The first steps towards developing a garden–especially if you’re new to the concept–can be quite daunting. If your time is precious and you can’t put triple digit hours in each week and you’re not a trust fund kid, then getting someone to blueprint the green space will be ideal. Luckily, Asheville is home to a plethora of garden consultants of every persuasion from permaculture gardening to Japanese style landscaping.
Two of the best in the business are Gary Deetz and Jim Smith who both work for Earth and Spirit Design, an edible garden design and consulting company whose motto states that “nature is our guide”.
Photo from Transition Asheville
Gary’s professional gardening career began in Colorado where he learned to deal with every climate temperament for 25 years. His credentials include (from the website):
◆ Certified as a Permaculture Design Consultant and Permaculture Teacher at the Central Rocky Mountain Permaculture Institute in Colorado, site of one of the most mature forest gardens in the US
◆ Certified as a Wildlife Habitat Naturalist by the Windstar Wildlife Institute
◆ Co-founder of Pikes Peak Permaculture, a non-profit organization that provides education and resources in sustainable design, and offers workshops and Permaculture Certification courses
◆ Former Colorado Master Gardener
Jim Smith helped network the idea of organics (with like-minded farmers) in the WNC region over 30 years ago. He was a model for fledgling organic growers by having the first organic retail business at WNC Farmers market, which he operated for 15 years selling organic products and services.

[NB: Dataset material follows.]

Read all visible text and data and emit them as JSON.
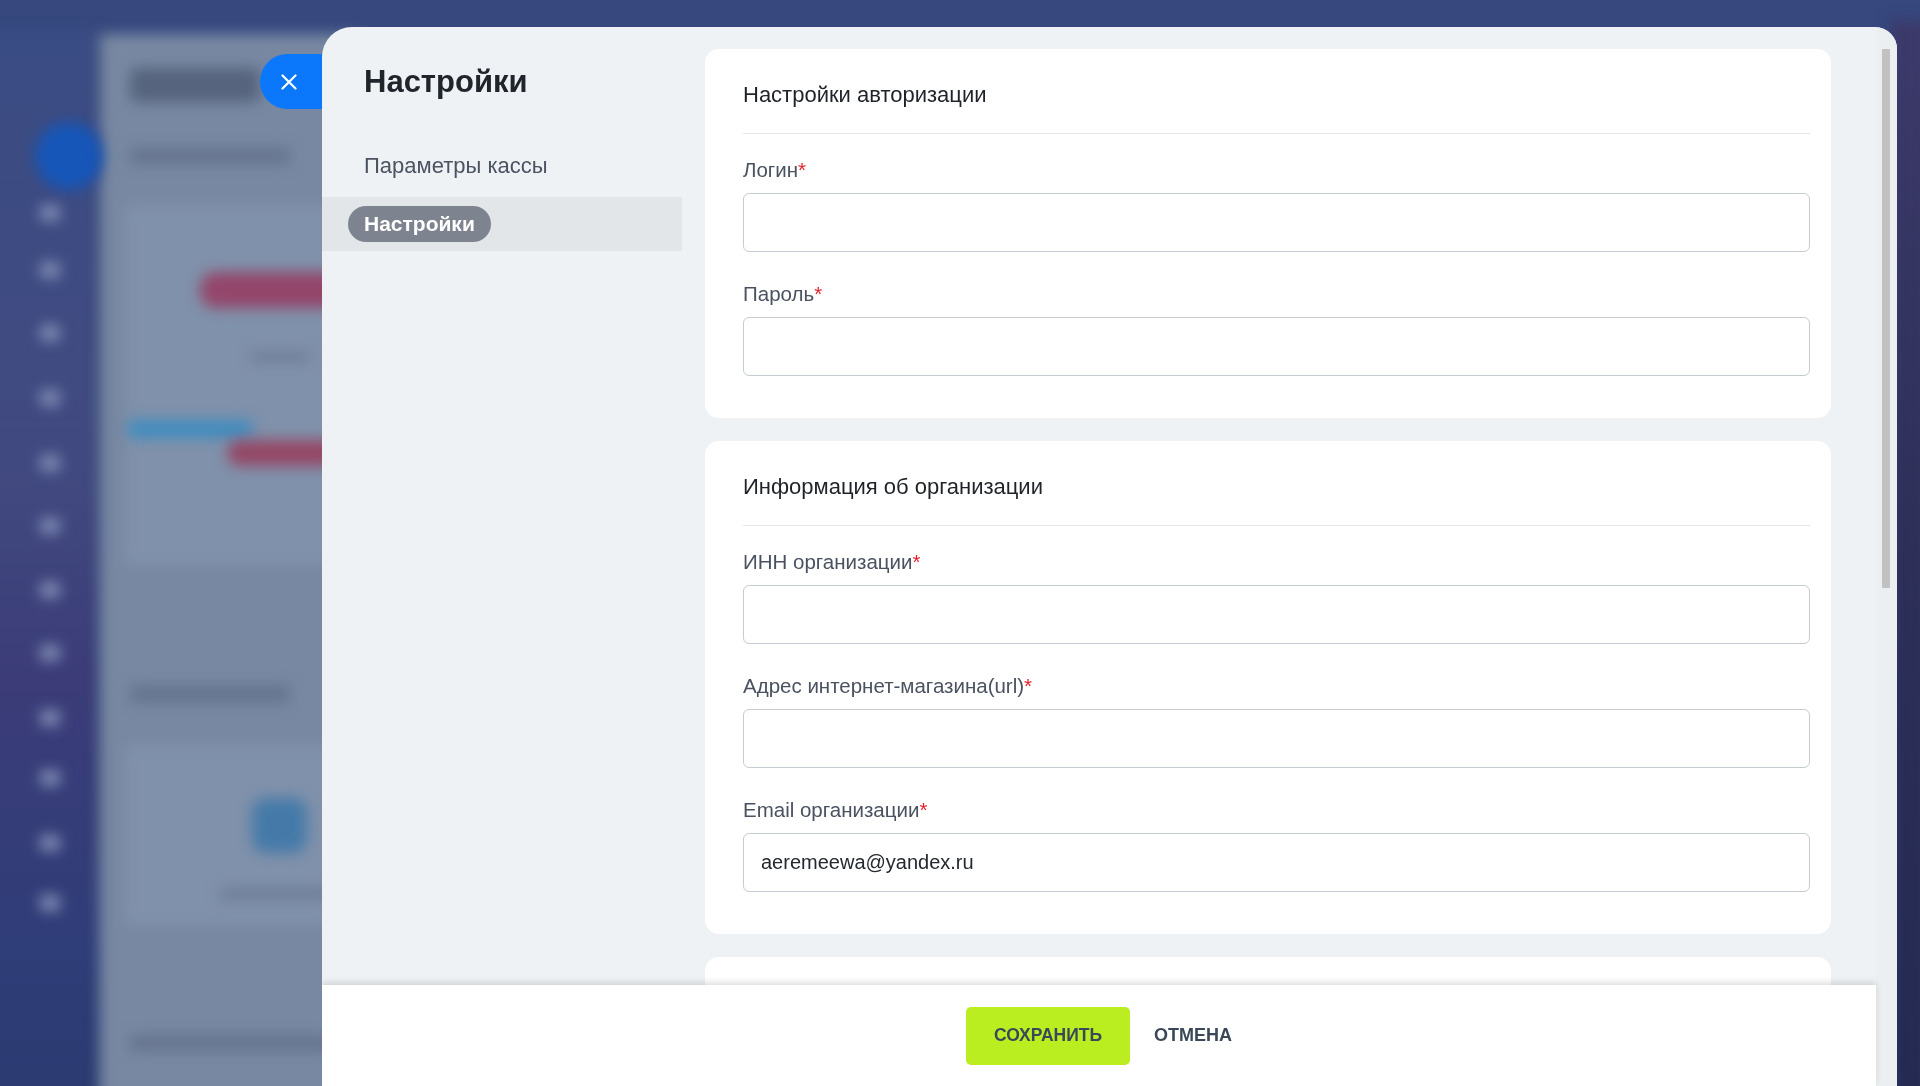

Jim’s resume (from the website) also includes:
◆ Co -founder – The Organic Growers School
◆ Founding Member – Carolina Farm Stewardship Association, at one time serving on the board
◆ Former Board Member – Sustainable Agricultural yearly conference (3 years)
◆ Former Board Member – SARE-PDP ( a four year term that developed training in sustainable agriculture for extension agents in southern US).
◆ Owner – Good Earth Organics, which did business in Costa Rica for 13 years, importing organic ginger and coffee to the US
Dig It recently sat down with the Gary and Jim, and we interrogated them under a harshly lit swinging lamp until they gave us the info we desired. A lot of the questions and answers will benefit both the amateur and the geeked out gardener. Their philosophy with plants is closely tied to the way they live their life and how they interact with the living garden.
Dig It: Why are microbes such an essential part to the fabric of the soil?
Jim Smith: Basically, microbes are companions to your root systems. When roots develop in the soil they send out sugars that signals bacteria to come and protect the roots from predatory fungi.
Gary Deetz: Without the microbes we wouldn’t have the soil. You could say they micro-manage the soil (laughter).
JS: Excrement and dead matter is broken down into soil which creates nutrient availability for the plant.
GD: This is part of what’s called the soil-food-web.
Photo courtesy of the USDA Natural Resources Conservation Service
JS: Fungi extends the root system twenty fold. Fungi will go out in search of nutrients, connect with them, and send it back to the plant.
GD: Centuries ago in this country, the forest stretched undisturbed from East to West. It was all connected by fungi.
Dig It: If someone with no gardening experience comes to you and wants to put in some raised beds, what steps do you guide them through?
Gary Deetz: Do some initial prep: Determine the size you need for the area you have to work with. Loosen the base soil with a garden fork or broadfork to a depth of at least 12”. If you’re going over grass, put down a layer of heavy cardboard over the grass before you fill the bed with a good planting mix.
Dig It: Could you use raw compost for the intial layer?
GD: If you’re talking about raw manure, I would only use raw compost to prep the soil. Don’t plant into it until it’s aged. Finished compost on the other hand, is ready to use right away.
JS: Someone who is inexperienced should go with raised beds. Basically, you want people to be successful. You don’t want it to be hard at the get go and then get discouraged.
GD: There’s a lot less weeding involved. Also, your soil is nice and loose and you can squeeze a lot of plants into a smaller space compared to a tilled garden. The soil in raised beds also warms up sooner for earlier plantings.
GD: For your wooden enclosures, I would recommend either locust or cedar. The only setback here is that it’s expensive wood.
JS: Make sure they are all untreated. Locust will last your lifetime and beyond.
To be continued.
Next up, Gary and Jim talk sheet mulching, biodynamics and a 15 round bout matching square foot gardening vs. tilled gardening!